Medical Research Council (MC_UU_12015/3)
Medical Research Council (MC_UU_12015/1)
Department of Health (via National Institute for Health Research (NIHR)) (NF-SI-0512-10135)
Cambridge University Hospitals NHS Foundation Trust (CUH) (146281)
Medical Research Council (MC_U106179471)
Medical Research Council (MC_U106179473)

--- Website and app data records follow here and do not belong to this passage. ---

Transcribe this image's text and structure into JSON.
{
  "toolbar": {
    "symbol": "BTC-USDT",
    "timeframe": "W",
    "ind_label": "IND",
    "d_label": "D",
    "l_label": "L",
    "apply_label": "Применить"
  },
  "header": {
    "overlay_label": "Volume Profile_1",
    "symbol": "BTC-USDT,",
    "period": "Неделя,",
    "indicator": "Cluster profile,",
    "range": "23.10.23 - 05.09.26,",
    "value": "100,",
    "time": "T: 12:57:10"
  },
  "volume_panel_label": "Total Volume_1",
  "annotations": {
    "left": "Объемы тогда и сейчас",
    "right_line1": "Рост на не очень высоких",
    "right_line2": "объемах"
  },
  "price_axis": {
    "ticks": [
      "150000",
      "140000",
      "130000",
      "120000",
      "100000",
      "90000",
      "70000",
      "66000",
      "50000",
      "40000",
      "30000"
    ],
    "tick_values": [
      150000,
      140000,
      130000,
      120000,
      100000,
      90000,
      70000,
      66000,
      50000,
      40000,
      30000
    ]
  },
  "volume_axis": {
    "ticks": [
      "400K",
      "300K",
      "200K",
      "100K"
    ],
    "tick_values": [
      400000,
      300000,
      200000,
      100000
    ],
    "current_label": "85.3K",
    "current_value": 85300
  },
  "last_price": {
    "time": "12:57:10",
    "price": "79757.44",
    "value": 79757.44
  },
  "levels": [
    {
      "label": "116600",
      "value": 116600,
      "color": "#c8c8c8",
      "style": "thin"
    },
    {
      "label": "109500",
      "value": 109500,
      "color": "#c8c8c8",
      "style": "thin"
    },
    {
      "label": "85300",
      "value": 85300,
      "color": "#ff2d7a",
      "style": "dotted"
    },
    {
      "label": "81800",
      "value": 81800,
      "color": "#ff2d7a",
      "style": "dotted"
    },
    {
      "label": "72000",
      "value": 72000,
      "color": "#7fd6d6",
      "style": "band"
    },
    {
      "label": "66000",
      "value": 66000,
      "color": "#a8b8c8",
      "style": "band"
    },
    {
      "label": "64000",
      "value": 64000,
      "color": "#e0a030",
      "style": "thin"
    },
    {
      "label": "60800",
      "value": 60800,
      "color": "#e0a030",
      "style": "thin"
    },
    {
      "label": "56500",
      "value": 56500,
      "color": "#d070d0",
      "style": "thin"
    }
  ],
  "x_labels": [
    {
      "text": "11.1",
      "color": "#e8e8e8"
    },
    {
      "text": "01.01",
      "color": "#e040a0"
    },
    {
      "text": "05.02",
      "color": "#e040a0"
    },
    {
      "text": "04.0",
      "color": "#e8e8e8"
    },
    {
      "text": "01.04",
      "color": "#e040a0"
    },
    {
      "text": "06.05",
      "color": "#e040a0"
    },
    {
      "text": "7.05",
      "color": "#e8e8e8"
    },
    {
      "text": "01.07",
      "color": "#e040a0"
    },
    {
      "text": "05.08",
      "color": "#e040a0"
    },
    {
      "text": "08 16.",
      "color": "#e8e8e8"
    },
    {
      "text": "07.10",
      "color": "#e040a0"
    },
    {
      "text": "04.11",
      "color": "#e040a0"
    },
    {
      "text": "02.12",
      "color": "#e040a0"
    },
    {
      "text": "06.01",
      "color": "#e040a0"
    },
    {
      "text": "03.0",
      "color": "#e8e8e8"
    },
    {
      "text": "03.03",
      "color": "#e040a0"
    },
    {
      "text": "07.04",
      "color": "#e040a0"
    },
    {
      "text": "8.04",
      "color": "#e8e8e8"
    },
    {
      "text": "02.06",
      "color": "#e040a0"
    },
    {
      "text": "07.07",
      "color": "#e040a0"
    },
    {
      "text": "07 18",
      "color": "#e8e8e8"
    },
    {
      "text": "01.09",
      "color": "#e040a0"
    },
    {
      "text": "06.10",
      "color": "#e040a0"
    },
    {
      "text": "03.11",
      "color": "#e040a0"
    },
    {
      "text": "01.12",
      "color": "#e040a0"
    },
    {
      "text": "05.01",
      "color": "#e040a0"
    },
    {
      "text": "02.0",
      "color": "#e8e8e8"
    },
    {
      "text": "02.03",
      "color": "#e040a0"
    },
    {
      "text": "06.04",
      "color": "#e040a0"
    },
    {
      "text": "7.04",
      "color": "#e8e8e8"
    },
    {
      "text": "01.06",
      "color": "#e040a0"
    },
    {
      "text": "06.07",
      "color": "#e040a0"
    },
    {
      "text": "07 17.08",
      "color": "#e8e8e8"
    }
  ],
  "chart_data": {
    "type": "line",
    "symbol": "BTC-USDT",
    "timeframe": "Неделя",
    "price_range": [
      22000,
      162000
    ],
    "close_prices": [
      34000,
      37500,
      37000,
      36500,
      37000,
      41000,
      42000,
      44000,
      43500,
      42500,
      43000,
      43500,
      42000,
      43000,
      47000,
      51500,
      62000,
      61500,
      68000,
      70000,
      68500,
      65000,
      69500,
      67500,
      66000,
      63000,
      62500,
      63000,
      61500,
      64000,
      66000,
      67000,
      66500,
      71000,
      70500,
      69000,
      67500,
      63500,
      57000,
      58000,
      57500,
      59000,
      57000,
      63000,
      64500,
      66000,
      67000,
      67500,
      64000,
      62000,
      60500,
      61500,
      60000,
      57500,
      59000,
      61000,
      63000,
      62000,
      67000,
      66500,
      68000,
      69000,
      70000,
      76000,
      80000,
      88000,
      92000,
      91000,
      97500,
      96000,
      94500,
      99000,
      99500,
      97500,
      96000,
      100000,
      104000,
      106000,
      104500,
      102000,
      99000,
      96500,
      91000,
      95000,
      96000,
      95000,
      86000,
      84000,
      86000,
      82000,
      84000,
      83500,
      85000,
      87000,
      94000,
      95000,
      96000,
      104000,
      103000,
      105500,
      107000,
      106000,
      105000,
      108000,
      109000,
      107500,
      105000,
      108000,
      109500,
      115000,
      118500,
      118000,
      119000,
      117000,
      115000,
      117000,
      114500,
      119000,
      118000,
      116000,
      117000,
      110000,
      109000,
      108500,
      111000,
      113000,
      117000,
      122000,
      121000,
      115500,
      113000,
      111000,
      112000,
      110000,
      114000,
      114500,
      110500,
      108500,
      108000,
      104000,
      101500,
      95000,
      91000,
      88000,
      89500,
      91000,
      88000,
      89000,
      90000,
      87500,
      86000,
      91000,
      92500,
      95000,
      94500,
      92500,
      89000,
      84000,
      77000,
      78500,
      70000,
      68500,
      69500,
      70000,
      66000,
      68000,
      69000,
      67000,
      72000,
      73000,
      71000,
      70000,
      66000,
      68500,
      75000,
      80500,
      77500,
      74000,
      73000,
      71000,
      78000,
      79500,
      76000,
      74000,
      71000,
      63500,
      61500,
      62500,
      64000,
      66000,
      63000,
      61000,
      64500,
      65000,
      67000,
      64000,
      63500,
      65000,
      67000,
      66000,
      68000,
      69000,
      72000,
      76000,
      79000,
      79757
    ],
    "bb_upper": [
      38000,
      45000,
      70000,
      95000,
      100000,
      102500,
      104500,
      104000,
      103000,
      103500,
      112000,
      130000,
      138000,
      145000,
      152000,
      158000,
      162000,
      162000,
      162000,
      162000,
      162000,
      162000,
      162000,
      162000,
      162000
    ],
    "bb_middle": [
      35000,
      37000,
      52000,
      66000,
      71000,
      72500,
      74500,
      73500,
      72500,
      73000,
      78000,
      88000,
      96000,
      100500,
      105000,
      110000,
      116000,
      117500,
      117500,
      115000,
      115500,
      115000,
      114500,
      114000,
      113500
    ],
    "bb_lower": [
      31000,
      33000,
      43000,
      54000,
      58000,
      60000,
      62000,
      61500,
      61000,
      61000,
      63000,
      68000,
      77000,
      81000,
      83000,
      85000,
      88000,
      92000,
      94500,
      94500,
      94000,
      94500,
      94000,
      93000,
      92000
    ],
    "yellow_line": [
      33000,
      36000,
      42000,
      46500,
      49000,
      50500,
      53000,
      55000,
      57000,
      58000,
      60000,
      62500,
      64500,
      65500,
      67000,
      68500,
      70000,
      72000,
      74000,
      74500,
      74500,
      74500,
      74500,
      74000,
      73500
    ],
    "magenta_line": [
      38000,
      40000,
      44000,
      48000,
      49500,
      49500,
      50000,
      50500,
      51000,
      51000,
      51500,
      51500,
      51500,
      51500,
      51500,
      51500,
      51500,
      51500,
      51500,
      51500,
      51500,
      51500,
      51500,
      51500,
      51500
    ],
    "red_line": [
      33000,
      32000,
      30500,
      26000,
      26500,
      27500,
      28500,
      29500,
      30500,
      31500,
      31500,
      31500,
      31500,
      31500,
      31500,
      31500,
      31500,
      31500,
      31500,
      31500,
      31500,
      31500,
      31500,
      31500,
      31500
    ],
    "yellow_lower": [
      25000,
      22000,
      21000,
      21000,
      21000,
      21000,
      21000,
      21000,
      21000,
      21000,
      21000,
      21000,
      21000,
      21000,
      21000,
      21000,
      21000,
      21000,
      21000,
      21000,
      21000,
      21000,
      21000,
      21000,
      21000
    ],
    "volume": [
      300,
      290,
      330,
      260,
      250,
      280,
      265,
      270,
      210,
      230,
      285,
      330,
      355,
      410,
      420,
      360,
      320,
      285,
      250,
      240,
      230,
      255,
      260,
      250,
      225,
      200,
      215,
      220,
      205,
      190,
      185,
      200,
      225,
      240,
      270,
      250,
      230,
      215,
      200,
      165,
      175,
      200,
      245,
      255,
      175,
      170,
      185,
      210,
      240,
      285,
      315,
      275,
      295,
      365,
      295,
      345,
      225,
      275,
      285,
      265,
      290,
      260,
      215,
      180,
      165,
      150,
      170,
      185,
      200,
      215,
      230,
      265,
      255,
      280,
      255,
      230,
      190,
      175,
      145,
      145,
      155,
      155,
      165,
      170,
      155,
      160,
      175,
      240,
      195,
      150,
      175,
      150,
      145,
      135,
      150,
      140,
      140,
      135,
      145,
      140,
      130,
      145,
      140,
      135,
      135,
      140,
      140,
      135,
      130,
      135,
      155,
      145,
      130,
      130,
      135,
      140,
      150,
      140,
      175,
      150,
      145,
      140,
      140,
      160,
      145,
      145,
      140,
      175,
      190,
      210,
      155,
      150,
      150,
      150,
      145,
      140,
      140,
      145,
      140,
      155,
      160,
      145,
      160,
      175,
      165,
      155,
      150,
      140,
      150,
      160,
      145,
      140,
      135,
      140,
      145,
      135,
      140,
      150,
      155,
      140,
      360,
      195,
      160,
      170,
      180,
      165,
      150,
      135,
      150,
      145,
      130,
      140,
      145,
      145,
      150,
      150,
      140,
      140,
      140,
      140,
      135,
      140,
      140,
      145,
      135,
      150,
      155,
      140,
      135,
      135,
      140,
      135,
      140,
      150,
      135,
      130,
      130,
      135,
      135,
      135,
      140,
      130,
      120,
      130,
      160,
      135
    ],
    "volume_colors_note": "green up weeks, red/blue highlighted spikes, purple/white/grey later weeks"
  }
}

The UK Biobank Activity Project and the collection of activity data from participants was funded by the Wellcome Trust ( and the Medical Research Council ( The analysis was supported by the British Heart Foundation Centre of Research Excellence at Oxford ( [grant number RE/13/1/30181 to AD], the Li Ka Shing Foundation ( [to AD], the UK Medical Research Council ( [grant numbers MC_UU_12015/1 and MC_UU_12015/3 to NW and SB], the RCUK Digital Economy Research Hub on Social Inclusion through the Digital Economy (SiDE) ( [EP/G066019/1 to NH], the EPSRC Centre for Doctoral Training in Digital Civics ([EP/L016176/1 to DJ], and the National Institute for Health Research ( [SRF-2011-04-017 to MIT]. The MRC and Wellcome Trust played a key role in the decision to establish UK Biobank, and the accelerometer data collection. No funding bodies had any role in the analysis, decision to publish, or preparation of the manuscript.